    I believe DR's like anyone will often take the road less traveled, they will stick with what they know as it is easier than learning something new.Many also have a big ego as we have allowed them to think they are gods, most of us will not challenge or question them.

    I have a humble Christian Dr who will admit he doesn't know something or can't help me. He will let his guard down to me but how often does that happen. he feels safe with me because I know and admit I am a difficult patient and won't complain to his superiors that he isn't helping me. I question him and bring in research info and he is flexible enough to try things, come to think of it I have two DR's like this.

    But here I am today similar to you but not nearly as complicated as your health is, wondering what is next with so much money spent and so much effort and failed experiments and not a lot of improvement. I came to the conclusion again that I am alone in this situation for now " as far as DR's go"and I must turn it over and have some faith that I will get the right direction. I am a spiritual person and believe that I can find help if I ask for it. but being a driven type A, I sometimes don't know when to get out of the way.

    In my prayers I find comfort that I will be ok. I drive myself nuts and get discouraged with mankind and it does not help.
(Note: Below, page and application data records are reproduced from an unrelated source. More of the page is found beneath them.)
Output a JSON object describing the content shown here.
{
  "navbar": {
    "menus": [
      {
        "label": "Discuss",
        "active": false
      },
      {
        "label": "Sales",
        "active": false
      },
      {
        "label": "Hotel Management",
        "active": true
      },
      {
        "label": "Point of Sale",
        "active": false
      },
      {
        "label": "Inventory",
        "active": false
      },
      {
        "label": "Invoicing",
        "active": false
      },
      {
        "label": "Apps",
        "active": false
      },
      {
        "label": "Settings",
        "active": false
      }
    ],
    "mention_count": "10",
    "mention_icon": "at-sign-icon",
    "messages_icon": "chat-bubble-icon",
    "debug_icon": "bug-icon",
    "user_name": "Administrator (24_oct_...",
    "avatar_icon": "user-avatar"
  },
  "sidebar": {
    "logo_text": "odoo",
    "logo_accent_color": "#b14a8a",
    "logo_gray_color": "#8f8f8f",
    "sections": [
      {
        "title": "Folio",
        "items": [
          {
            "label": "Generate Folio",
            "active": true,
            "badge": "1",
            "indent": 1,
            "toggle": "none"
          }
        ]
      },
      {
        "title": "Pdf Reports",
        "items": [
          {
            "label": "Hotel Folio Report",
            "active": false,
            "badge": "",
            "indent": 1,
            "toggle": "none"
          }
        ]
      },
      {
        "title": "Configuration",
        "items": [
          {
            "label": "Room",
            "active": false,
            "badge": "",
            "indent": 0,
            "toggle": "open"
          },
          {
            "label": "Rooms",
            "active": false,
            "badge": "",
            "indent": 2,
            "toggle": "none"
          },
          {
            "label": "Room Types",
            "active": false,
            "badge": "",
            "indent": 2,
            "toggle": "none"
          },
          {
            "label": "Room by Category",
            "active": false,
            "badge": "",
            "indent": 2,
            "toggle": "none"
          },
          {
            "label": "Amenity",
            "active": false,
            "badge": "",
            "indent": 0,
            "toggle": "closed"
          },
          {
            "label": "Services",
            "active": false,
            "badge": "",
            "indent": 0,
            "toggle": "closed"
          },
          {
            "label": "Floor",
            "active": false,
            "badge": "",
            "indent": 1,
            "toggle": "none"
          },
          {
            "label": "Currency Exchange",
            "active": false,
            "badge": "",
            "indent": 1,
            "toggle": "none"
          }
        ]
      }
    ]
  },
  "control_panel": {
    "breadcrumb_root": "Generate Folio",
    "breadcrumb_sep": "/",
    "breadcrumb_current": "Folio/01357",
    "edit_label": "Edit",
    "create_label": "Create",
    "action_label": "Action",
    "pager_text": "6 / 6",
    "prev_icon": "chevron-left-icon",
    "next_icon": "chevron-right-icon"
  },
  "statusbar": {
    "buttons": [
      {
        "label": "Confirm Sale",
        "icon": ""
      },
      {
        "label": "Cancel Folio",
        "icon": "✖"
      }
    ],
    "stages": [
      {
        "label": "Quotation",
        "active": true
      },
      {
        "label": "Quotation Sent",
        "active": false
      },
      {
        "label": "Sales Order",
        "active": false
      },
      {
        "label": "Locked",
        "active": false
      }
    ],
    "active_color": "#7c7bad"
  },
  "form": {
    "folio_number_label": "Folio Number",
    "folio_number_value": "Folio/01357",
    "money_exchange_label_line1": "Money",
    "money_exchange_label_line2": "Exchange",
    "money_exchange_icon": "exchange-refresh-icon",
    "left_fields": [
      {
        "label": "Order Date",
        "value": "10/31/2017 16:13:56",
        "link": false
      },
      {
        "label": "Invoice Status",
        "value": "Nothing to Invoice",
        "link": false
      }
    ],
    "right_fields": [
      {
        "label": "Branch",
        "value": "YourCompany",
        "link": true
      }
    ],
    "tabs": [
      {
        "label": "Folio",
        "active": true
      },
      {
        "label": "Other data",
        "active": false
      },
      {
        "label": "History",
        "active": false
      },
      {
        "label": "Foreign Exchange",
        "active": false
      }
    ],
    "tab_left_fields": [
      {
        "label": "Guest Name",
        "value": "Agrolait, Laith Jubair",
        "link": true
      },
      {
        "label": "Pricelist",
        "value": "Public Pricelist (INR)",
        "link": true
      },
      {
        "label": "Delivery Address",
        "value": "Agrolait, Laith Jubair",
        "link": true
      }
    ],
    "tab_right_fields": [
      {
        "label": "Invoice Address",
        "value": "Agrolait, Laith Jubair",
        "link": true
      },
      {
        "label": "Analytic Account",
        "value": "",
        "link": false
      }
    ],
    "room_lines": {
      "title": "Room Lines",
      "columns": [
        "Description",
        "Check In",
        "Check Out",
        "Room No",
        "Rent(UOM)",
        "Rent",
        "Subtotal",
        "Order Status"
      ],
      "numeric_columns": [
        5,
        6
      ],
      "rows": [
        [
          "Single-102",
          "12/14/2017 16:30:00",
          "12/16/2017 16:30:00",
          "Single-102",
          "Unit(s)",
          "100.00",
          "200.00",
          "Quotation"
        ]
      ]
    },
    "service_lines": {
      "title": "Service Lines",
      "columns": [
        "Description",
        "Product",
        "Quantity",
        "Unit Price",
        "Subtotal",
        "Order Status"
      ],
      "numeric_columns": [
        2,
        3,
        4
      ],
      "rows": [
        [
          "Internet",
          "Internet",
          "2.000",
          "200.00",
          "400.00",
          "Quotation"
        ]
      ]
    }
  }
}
I figure I do my part and then let go and try to be patient.When all is so complicated that even the best Dr's are scratching their heads I have to know my limitations.

    I am slowly learning there is so little I can control in this life but I can control how I respond to it.I have to accept what is, and not what I want: to have any peace, and that is hard for me as I want it and I want it all and I want it now:)

    I just wanted to share some of my thoughts as we have some big challenges we face each day. I am grateful for this site where people get it as I often feel my own family doean't get it or even care to take the time to research and understand why there are days when I have so little to offer.One does not feel so alone coming here for support. I pray for all of us here that we find a measure of healing and happiness:):)
  5. mollystwin

    mollystwin New Member

    I'm a spiritual person too and don't know how I would be getting through this without it.

    dar